### REQUIRED WORK
Copy out each line of the entries where the word "distribute" is present.

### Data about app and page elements

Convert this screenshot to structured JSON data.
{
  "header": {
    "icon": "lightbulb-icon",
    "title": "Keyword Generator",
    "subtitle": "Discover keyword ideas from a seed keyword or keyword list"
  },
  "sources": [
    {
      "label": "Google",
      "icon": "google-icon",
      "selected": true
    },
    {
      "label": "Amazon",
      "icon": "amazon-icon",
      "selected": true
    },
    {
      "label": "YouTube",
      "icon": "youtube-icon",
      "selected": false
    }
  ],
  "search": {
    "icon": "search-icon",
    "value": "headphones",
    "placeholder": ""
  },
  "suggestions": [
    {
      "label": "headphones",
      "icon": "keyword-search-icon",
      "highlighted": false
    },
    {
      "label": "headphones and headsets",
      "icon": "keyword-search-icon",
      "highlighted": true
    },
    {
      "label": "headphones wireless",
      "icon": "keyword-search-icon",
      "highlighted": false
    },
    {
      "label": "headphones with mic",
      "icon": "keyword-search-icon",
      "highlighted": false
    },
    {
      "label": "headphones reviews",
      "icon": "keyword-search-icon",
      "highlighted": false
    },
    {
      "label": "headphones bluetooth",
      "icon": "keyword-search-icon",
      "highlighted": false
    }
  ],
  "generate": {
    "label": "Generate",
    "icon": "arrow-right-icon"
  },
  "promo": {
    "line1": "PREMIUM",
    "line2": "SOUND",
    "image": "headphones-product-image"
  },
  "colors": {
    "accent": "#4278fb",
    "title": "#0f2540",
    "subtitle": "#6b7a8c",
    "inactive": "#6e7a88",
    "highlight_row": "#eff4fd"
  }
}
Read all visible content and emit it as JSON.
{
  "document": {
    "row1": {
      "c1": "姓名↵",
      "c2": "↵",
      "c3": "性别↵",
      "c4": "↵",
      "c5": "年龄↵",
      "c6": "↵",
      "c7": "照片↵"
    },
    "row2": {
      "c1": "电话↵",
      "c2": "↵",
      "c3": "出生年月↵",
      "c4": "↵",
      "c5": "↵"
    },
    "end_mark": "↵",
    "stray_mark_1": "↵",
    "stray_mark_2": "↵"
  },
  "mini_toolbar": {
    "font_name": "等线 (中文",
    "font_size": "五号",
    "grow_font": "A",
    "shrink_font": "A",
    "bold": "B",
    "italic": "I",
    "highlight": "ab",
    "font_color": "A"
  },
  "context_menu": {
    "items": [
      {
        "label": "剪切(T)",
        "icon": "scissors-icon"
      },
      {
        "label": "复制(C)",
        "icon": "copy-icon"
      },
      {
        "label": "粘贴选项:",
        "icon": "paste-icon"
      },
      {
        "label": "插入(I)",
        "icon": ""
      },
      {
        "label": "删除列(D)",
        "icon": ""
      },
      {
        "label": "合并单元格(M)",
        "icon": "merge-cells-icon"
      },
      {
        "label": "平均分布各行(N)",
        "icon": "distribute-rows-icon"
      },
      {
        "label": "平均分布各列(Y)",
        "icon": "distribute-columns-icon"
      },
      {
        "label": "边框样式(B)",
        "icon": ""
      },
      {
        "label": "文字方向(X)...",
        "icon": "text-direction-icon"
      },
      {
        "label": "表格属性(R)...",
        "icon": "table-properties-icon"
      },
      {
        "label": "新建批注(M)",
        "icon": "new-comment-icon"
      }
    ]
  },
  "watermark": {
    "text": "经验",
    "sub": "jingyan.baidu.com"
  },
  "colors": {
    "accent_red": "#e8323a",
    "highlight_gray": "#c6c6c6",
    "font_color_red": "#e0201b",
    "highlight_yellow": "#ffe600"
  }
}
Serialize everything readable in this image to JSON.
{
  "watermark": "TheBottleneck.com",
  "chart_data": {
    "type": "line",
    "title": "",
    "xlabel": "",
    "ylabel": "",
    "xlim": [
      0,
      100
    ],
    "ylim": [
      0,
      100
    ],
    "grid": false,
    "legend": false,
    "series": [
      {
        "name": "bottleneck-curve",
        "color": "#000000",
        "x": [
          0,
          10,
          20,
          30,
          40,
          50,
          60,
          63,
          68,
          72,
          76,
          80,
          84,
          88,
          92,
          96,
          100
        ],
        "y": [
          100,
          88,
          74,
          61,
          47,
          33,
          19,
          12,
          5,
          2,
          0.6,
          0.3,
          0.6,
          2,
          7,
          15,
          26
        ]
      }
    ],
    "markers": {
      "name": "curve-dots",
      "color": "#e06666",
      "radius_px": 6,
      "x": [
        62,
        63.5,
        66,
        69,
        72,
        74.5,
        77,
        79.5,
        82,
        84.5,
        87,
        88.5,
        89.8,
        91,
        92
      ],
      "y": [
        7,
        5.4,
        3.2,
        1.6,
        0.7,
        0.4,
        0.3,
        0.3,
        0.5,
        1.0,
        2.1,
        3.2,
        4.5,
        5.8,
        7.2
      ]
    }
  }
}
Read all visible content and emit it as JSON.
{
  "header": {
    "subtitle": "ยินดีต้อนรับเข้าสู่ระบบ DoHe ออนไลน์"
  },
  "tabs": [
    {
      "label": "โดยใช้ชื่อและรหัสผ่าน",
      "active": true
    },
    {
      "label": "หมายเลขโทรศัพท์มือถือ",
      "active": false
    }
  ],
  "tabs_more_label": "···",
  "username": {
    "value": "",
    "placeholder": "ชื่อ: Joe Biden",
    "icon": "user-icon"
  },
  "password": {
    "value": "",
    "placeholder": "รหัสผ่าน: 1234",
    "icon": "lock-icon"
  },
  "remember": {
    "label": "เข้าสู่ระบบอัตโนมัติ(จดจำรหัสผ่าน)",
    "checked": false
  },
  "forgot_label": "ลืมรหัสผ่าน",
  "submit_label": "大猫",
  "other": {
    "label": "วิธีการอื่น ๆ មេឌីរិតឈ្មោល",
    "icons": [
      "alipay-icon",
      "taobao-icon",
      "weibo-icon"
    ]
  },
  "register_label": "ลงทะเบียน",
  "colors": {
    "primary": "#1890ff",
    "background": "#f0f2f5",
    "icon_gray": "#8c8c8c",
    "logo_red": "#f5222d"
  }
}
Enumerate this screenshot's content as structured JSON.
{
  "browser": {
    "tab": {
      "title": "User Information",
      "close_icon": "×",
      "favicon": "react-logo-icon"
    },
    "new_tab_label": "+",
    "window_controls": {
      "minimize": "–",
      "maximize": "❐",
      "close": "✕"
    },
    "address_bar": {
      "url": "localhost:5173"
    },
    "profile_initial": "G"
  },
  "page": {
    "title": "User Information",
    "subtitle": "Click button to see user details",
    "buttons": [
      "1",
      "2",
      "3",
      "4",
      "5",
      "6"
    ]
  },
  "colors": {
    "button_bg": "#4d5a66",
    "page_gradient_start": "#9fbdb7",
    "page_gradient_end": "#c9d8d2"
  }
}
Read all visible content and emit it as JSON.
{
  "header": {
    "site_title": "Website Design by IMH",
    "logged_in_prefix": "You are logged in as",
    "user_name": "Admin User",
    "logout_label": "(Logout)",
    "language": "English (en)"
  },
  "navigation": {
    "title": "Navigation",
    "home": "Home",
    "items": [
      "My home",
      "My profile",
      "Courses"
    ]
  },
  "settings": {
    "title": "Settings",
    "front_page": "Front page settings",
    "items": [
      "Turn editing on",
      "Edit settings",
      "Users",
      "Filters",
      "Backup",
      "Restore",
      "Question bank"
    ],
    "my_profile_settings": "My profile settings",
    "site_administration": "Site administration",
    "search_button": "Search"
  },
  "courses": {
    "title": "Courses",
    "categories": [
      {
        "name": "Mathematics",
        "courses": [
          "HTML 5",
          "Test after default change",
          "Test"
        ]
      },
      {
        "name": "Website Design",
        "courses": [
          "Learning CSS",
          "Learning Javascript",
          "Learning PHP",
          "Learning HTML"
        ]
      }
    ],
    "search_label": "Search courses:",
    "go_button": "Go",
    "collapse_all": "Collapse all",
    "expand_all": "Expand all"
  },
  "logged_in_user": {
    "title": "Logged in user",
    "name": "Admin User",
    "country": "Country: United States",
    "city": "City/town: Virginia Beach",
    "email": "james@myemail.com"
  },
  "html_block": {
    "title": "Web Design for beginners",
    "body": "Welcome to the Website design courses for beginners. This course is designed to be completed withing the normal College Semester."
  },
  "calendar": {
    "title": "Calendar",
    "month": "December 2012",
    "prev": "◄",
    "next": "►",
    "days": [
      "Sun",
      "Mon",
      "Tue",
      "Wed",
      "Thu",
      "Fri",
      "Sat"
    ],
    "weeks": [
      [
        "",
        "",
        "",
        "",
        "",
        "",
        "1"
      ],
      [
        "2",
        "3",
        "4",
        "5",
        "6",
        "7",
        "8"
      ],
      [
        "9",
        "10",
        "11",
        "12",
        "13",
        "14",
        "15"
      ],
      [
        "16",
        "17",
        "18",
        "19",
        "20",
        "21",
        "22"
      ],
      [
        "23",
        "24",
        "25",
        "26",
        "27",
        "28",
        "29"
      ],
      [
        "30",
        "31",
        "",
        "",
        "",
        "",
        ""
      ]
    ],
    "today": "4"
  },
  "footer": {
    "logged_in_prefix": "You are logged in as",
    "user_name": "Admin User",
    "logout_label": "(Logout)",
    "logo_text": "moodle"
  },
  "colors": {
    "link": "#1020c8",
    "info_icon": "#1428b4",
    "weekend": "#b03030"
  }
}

### ANSWER AREA
        "icon": "distribute-rows-icon"
        "icon": "distribute-columns-icon"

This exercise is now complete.